I have no objection to others revelling in the thrill of white-water rafting down the Orinoco (if that’s even a possibility), threading their way through a jungle in Guatemala (excuse my geographic ignorance) or mingling with the elephants in Namibia (possibly on safer ground here). If those are the things you look for in a holiday, good for you. I might even envy you (I don’t). Call me dull, call me risk-averse, but my idea of a good time is hanging out in a small coastal village somewhere in Greece, the Peloponnese preferably, sitting in a taverna, a beer to hand, the sound of a gently lapping sea, a sunset that seems to last forever, and the aroma of freshly caught fish frying nearby.
But I want to feel the taverna is somehow special to me: that it was me who had the good fortune to find it; the particular table, with that sensational view, had miraculously become vacant as I walked through the door; the waiter who brings my calamari thinks himself lucky to be working that night and to have made my acquaintance; and even the gods themselves have decided I deserve the full beauty of this delicious moment.
Ridiculous, of course. Preposterous. A delusion. Who am I kidding? I’m just another tourist passing through. What an idiot!
But….but….For many of us, a holiday is very much part of a dreamworld. In reality we know that waiter probably isn’t thrilled to meet us and doesn’t imagine he has made a lifelong friendship. He is playing a part, just as we are. But that doesn’t make the whole thing false, or artificial. A holiday can be like a dance: we know the moves, we know the music, we know our partners. The pleasure is the way it all comes together. A holiday is a brief glimpse of life as an alternative possibility, where the sun shines, people speak a language we barely understand, the customs are different, the flavours fresher and the evenings longer. A holiday is a time apart; a holiday belongs to ME.

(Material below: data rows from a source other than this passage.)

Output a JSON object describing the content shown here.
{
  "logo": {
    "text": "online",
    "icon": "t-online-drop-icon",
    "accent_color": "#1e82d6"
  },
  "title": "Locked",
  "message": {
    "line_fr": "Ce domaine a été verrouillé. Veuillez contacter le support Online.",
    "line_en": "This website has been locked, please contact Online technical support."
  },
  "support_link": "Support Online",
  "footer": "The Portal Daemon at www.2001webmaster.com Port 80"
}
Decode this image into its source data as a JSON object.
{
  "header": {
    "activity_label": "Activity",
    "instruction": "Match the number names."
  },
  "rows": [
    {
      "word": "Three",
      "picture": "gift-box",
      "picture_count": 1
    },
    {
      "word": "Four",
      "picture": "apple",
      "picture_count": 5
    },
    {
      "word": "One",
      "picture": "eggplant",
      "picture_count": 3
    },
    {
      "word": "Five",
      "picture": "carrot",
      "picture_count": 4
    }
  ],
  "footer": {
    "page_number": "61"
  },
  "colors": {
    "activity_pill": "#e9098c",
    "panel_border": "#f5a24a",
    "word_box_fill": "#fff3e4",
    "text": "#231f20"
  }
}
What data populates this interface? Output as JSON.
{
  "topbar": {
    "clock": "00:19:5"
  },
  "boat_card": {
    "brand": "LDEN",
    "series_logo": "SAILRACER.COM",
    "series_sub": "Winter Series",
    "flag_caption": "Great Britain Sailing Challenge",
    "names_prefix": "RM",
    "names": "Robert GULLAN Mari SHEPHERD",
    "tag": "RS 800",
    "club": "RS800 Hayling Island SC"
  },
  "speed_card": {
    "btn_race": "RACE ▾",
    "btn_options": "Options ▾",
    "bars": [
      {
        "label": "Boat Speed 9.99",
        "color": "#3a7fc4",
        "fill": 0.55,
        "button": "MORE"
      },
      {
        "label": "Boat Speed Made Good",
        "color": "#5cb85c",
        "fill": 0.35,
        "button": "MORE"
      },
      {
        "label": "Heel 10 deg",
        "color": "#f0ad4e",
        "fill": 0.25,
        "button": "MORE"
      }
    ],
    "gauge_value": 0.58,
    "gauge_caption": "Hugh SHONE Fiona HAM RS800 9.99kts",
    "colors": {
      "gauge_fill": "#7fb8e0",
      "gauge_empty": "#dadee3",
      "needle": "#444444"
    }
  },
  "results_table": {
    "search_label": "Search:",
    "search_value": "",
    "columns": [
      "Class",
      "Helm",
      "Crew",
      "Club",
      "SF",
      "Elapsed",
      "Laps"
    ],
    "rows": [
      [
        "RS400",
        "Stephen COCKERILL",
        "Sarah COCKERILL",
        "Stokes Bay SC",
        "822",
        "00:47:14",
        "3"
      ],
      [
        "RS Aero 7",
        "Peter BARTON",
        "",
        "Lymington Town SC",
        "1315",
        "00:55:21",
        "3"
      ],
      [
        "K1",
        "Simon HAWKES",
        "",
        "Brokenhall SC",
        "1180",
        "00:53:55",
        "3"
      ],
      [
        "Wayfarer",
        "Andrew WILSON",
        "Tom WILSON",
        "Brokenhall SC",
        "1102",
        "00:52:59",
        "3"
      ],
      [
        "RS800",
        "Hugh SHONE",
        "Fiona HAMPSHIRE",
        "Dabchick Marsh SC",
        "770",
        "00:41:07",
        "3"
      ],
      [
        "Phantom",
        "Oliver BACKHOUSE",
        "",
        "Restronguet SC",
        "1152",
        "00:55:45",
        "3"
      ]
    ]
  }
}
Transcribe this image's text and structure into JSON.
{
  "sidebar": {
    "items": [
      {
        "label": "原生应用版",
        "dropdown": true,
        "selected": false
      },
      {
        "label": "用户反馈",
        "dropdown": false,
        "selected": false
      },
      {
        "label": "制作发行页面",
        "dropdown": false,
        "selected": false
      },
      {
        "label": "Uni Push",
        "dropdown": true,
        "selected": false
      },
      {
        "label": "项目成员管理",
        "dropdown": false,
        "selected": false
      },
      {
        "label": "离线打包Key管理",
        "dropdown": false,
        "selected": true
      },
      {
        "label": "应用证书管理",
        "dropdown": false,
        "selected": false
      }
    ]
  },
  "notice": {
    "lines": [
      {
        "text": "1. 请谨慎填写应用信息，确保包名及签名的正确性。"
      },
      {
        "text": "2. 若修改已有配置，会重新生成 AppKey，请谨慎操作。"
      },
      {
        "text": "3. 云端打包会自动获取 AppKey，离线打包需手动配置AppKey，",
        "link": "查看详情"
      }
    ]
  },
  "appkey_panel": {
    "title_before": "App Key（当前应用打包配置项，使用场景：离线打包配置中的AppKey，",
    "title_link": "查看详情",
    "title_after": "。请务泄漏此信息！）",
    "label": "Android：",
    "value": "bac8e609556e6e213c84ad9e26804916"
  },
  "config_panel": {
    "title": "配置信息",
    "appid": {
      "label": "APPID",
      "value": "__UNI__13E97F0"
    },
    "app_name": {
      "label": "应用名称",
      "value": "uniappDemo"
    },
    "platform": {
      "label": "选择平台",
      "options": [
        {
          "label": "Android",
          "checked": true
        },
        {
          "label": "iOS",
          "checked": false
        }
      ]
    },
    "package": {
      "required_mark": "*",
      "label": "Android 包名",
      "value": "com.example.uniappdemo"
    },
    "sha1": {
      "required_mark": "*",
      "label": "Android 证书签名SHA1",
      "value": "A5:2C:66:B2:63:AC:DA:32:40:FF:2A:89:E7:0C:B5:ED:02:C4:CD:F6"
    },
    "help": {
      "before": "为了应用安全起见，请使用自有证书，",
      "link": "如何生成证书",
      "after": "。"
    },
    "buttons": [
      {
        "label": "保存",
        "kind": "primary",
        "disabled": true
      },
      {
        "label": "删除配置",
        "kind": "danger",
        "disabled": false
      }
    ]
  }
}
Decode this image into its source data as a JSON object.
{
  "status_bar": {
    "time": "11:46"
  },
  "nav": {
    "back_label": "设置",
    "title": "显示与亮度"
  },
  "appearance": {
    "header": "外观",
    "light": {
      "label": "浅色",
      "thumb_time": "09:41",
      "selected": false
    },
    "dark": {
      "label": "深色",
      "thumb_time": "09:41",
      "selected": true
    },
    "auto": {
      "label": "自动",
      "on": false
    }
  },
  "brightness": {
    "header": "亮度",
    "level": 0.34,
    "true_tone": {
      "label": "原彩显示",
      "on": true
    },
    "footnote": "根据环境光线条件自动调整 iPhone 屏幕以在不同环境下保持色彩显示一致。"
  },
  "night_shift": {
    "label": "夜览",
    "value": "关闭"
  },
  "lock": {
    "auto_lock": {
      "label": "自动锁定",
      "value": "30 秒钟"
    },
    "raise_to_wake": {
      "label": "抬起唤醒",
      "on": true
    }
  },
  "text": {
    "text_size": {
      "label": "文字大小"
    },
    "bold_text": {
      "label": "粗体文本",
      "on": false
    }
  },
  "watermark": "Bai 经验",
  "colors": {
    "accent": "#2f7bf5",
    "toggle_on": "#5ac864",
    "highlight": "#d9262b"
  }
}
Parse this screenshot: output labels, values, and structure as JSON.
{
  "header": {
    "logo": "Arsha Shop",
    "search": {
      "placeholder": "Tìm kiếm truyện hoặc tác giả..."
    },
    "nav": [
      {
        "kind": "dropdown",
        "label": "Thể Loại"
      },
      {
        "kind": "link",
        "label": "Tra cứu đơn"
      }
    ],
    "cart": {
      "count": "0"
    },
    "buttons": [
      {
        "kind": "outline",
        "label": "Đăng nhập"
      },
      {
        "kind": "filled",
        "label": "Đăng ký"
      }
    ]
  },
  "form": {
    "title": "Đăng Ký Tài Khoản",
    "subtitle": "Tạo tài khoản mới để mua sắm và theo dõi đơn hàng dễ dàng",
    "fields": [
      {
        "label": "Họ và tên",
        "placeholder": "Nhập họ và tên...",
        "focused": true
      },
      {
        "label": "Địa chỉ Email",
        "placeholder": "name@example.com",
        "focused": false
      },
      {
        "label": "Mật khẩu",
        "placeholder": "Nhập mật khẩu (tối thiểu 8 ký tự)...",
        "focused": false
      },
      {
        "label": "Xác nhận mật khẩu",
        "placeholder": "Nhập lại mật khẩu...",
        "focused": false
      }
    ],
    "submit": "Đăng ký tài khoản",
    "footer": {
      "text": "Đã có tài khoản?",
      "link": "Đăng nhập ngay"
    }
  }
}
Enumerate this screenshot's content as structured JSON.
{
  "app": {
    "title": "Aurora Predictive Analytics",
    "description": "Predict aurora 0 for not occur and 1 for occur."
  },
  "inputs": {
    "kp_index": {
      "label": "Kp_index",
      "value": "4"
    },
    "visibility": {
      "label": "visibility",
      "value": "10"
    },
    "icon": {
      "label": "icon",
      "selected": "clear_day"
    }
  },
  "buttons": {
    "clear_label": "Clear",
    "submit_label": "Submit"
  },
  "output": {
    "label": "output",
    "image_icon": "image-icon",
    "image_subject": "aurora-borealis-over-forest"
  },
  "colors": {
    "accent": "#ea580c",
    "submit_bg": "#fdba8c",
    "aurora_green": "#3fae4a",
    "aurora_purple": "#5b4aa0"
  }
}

Which is why the big package never really works. No matter how convenient the hotel, how endless the buffet and bottomless the glass; no matter how many “local entertainments” cavort across the floor, or different shaped pools I can lounge beside, I feel diminished, disconnected. To my shame and regret, for instance, I once spent a week on the island of Kos and never once travelled beyond the grounds of the hotel (although I did play a lot of tennis). Nothing distinctive happened to me; I holidayed in a Perfectly Pleasant Non-Specific Anywhere.
I need to feel I’ve contributed towards my own holiday, even if I can’t properly identify in what way. I want my presence to have made a minimum of difference. I suppose what I seek is personal agency – though not too much, given the likelihood I won’t be able to cope.
I want the aura of independence, even if it’s mostly an illusion. While most people are travelling down the motorway, I want to dawdle on the byways and country roads. That yearning for discovery still lurks within me, but it needs somehow to be safe too. What is required is a good road map, so I don’t end up lost, confused and with no idea where I’m going.
And that’s how I’ve used Sunvil over many years, as a source of local knowledge and impeccable guidance. Whatever I’m told, I know it can be trusted. There’s no hype, no promises that can’t be kept. What is described is what is actually there. Honesty, in Sunvil’s mind, is always the best policy. I will not be infantilised or mollycoddled, but I know I will be safe. I am allowed my fantasies of independence, and can tell myself that coming across that delightful family taverna just that bit further along the beach was my very own personal discovery.